*What to produce*:
Among the entries that follow, count the lines with the word "location" and report the number by itself.

[Component data from apps and pages]
++++++++

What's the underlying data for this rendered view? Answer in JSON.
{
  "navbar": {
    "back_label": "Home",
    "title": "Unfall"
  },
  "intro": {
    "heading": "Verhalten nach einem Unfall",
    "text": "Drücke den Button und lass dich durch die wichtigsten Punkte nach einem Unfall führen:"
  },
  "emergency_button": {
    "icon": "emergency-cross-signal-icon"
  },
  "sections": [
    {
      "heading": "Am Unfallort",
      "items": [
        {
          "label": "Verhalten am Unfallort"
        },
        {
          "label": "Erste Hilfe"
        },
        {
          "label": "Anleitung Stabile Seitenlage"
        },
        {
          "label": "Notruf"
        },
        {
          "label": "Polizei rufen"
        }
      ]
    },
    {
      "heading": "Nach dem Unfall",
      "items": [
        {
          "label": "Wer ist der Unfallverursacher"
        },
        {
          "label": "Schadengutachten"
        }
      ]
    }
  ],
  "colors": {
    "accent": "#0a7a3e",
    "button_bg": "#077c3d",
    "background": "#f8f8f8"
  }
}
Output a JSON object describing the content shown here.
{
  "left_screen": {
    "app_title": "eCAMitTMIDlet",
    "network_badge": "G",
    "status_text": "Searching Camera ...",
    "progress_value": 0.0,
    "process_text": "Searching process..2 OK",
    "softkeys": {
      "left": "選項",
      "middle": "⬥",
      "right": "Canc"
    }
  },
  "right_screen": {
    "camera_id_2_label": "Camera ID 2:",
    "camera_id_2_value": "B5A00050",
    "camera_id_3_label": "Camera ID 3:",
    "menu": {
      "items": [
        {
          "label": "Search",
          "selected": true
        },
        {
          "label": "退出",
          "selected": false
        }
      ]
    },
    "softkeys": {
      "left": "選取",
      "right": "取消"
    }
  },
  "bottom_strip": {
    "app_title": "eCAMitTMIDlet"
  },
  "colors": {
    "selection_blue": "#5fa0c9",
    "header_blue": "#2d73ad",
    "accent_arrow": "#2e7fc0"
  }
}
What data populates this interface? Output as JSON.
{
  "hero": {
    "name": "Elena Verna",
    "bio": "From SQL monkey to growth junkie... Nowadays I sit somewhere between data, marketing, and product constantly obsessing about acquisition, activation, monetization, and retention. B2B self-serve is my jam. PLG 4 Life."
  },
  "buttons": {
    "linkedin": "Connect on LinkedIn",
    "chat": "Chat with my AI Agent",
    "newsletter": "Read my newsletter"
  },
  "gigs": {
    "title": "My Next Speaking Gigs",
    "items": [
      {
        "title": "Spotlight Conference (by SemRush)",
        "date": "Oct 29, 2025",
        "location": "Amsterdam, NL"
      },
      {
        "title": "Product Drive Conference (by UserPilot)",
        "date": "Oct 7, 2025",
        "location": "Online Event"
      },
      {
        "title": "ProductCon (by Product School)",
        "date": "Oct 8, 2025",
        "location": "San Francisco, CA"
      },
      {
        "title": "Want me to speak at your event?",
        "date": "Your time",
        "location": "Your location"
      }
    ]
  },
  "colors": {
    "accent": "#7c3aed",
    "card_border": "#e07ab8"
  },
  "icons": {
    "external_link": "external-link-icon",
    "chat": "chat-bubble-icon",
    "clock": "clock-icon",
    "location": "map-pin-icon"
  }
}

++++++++

*Answer box*:
5